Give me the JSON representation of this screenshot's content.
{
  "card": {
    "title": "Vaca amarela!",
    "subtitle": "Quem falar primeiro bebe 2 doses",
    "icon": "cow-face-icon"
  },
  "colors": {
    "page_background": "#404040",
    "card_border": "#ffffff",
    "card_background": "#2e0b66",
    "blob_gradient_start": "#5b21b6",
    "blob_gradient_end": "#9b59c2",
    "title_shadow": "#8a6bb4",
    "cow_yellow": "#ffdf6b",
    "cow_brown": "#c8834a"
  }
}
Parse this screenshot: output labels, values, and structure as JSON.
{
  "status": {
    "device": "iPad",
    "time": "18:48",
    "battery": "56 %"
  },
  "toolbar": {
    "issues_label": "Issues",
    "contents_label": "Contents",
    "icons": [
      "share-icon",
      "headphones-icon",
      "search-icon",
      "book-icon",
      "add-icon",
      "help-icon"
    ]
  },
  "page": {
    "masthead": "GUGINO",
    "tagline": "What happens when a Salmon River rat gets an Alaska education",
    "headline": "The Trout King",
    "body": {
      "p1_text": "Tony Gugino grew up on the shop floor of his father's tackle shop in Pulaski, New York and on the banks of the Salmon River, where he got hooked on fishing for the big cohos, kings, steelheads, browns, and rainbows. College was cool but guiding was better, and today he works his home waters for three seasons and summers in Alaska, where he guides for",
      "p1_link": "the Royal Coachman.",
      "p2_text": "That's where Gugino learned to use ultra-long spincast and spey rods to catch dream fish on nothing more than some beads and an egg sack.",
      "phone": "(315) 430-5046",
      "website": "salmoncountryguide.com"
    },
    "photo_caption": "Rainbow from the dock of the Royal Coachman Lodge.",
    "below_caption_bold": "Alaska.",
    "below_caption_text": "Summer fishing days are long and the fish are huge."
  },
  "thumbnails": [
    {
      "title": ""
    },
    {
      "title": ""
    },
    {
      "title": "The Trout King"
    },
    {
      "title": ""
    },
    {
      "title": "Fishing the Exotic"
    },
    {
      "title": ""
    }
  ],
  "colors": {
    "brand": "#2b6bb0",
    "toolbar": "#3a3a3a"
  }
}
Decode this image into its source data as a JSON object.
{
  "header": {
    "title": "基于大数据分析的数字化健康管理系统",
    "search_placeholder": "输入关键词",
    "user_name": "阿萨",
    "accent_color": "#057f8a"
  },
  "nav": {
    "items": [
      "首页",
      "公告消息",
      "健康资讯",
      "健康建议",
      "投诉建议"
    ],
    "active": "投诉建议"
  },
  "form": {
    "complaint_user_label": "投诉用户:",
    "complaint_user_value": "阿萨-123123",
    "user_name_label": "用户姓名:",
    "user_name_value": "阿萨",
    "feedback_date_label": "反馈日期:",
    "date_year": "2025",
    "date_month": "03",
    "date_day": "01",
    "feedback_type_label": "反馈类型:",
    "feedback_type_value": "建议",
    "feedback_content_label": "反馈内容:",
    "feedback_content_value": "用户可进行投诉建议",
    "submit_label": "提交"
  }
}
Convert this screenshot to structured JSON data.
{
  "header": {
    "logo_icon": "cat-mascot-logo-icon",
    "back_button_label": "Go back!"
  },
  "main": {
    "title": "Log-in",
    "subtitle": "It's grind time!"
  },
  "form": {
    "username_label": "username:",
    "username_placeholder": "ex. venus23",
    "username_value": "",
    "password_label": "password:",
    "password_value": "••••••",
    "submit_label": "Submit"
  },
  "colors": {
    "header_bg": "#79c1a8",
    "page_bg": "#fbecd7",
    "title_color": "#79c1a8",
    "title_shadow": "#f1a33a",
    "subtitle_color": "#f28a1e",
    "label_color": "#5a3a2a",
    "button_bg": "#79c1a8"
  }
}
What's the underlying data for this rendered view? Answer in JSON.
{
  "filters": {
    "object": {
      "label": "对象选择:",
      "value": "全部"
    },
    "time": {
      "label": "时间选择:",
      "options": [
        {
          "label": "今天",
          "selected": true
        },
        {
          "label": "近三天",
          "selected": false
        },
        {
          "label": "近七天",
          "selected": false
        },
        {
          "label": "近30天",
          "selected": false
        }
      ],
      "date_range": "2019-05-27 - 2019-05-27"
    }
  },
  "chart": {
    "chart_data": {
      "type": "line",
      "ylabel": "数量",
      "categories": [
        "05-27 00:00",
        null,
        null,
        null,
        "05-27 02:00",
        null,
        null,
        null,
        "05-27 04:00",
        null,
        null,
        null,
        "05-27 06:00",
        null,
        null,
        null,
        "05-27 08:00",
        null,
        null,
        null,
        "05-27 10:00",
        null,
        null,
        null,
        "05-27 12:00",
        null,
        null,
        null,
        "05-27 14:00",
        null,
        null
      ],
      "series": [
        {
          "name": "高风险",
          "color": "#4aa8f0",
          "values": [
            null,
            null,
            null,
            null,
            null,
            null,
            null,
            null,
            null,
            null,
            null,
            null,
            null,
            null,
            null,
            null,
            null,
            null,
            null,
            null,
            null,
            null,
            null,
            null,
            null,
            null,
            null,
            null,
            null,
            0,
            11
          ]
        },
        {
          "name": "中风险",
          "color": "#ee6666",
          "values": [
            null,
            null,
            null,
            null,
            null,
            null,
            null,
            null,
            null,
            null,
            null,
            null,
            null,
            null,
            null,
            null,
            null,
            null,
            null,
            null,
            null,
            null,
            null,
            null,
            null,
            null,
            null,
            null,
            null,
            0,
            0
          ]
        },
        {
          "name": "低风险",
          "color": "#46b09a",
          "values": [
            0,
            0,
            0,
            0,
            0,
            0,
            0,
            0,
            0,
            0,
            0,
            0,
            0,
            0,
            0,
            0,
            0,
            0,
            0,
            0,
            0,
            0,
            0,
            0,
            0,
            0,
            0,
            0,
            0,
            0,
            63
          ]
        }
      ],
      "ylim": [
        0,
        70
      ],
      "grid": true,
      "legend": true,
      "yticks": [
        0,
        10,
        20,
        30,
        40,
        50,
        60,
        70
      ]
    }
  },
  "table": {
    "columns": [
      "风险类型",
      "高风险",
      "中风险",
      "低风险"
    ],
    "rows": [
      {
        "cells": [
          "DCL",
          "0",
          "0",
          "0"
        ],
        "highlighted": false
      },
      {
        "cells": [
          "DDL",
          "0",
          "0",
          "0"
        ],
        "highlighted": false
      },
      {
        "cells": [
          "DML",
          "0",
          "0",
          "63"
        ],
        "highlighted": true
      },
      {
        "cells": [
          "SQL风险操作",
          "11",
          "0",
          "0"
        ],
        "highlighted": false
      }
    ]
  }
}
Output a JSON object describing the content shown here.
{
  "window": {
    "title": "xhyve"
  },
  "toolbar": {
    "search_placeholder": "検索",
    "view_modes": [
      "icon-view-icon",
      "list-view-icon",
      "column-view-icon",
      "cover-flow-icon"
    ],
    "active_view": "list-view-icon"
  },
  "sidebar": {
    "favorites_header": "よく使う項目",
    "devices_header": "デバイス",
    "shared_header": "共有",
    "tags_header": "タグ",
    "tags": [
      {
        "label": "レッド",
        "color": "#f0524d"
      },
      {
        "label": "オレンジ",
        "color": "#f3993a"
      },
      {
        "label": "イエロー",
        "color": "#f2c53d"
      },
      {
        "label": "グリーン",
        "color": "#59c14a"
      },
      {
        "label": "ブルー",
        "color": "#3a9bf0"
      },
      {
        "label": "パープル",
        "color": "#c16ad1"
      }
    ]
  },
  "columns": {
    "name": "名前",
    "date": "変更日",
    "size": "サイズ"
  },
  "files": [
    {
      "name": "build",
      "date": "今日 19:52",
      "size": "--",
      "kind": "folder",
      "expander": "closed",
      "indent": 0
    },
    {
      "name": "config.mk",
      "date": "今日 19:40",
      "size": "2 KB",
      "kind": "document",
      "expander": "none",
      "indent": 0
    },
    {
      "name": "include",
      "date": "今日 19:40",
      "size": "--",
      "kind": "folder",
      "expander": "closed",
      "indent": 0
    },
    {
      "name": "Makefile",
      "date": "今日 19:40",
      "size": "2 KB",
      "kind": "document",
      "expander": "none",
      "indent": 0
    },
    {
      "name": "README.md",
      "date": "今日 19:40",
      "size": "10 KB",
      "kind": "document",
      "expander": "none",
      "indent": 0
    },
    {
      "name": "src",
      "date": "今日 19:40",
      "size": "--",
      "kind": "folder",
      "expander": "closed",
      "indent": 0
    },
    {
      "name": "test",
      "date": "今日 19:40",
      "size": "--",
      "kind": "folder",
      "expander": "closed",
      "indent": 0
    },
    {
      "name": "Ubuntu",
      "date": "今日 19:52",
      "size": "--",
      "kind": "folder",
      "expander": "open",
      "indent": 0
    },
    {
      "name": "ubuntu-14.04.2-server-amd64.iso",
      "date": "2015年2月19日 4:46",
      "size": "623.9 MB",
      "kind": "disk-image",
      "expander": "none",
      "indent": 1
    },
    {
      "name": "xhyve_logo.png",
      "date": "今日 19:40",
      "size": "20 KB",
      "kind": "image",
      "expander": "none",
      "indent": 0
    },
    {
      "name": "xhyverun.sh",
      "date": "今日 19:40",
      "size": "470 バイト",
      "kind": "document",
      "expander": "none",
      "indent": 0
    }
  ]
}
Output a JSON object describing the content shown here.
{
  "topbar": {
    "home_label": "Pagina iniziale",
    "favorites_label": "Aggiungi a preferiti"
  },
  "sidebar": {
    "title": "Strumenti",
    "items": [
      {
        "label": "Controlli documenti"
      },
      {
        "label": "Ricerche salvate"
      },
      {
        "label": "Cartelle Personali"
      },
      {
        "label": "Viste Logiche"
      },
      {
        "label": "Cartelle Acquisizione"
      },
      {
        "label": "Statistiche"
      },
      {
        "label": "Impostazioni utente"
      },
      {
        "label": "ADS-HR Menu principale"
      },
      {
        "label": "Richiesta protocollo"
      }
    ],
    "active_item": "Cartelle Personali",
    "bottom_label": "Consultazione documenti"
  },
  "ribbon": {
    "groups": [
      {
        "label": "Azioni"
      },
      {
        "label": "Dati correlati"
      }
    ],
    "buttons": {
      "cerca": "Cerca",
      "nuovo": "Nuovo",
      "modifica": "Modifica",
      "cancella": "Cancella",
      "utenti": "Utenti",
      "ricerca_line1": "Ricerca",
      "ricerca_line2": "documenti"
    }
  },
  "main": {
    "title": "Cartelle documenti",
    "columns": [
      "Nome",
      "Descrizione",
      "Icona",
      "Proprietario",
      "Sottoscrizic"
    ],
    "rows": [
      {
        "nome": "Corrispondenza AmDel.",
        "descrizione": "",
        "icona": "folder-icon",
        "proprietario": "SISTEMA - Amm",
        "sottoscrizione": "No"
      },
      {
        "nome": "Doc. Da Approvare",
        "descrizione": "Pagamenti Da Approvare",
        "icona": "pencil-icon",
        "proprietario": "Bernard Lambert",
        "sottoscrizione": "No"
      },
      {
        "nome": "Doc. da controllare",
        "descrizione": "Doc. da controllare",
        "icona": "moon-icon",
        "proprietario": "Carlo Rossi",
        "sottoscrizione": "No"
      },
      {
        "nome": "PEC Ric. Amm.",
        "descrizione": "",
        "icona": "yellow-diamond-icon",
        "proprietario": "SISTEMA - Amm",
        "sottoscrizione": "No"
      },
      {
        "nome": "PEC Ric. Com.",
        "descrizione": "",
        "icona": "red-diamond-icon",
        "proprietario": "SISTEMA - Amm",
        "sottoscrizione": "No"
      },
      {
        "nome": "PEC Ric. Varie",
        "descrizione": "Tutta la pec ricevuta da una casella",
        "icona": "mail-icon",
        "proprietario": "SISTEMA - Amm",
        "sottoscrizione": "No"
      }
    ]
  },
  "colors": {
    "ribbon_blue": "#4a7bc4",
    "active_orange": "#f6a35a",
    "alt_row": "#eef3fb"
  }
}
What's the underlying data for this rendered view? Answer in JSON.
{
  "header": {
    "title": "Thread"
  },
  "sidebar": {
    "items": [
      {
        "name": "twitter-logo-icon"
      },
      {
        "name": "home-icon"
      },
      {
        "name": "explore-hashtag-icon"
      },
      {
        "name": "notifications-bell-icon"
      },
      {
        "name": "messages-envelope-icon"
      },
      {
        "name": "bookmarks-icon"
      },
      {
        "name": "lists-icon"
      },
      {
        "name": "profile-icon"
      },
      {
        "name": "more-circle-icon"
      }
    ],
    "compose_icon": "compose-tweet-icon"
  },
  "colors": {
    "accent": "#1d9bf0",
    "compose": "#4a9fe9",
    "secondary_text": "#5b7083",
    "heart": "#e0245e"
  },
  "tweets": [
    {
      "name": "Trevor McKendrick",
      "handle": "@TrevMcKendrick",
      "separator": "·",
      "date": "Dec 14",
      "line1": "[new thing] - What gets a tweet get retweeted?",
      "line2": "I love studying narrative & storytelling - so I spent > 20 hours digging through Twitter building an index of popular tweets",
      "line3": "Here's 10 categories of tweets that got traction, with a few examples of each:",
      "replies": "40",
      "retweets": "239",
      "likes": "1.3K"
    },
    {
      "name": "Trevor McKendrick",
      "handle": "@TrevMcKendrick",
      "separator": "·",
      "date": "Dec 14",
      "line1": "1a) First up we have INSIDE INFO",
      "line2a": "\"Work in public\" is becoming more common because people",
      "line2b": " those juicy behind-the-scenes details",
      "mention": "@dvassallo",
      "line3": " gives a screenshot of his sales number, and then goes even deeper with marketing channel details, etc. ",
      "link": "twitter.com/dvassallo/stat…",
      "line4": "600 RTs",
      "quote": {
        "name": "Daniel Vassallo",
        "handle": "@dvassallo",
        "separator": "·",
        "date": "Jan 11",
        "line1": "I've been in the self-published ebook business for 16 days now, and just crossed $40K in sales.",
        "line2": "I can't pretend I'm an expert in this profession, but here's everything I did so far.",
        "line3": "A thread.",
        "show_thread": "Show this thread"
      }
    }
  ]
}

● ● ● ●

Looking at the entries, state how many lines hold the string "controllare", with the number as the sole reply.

● ANSWER BELOW: 2